How to Survive Hell Week in Football
Hell week in football – also referred to as two-a-days – is the period of time when practices start at the beginning of the season. Typically, for most football teams, hell week starts sometime in August, when the heat and humidity can make already-grueling practices that much more exhausting and demanding. However, with a little preparation and knowledge, you can survive hell week.
Preparation Can Help You Survive Hell Week
Run one to three miles three or four days a week during the summer. One of the most effective ways to survive hell week is to get yourself in shape before practices even start. This will also help you acclimate to the summer heat.
Lift weights each week. Work your upper legs, back and biceps on day one, then chest triceps, calves and abs on day two. Rest one or two days and then repeat. If possible, work in your running on days you work your upper body.
Run sprints. Bally Total Fitness recommends running sprints three days per week as part of your offseason conditioning program. Do a ¼-mile warm-up jog, followed by 10 x 10 yards, 10 x 20 yards, 10 x 40 yards and finally a ¼-mile cool-down jog and stretching.
Follow your team’s offseason conditioning program. Some coaching staffs will put together an offseason conditioning program of lifting and running for players. They may be organized and completed at school facilities or you may do the workouts on your own time. Either way, they are meant to help you get into shape before hell week starts.
Once Practices Start
Drink water before practice starts. You should drink between 8 and 16 oz. of cold water prior to the start of each practice. This will give you a good hydration base and will help prevent muscle cramping during practice. Muscle cramping can cause prolonged muscle soreness. Continue to drink water consistently throughout the day and night after practice.
Drink sports drinks during practice.

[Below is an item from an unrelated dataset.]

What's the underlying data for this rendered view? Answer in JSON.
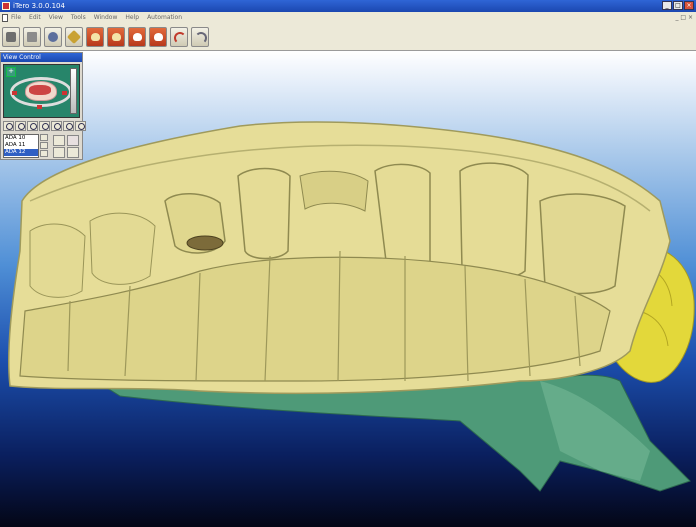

You should drink 5 to 9 oz. of sports drink to replenish electrolytes about every 20 minutes, or whenever you feel thirsty. This will help prevent muscle cramping soreness and also more serious issues such as heat stroke.
Take a cold bath after practice. If you take a cold bath within an hour after football practice, the cold water will constrict your blood vessels and help reduce the amount of swelling in your muscles from the hard workouts. This will help to reduce soreness and make the next workout less painful.
Consume protein and carbohydrates within 30 minutes after practice. Chocolate milk is an option, as are specially-made sports drinks that contain protein and carbs. Both protein and carbs enhance muscle recovery and repair. Recovery drinks will also help you rehydrate after practice. Consuming foods with protein and carbs such as a protein or nutrition bar is also an option.
Always check with your doctor before beginning a new exercise routine.
Chris Kinsey works as an editor for a medical publisher and has experience dealing with many topics, ranging from athlete's foot to cancer and brain injury. Kinsey has a great deal of freelance experience writing for sports and parenting magazines as well. Kinsey holds a Bachelor of Arts in communications from California University of Pennsylvania.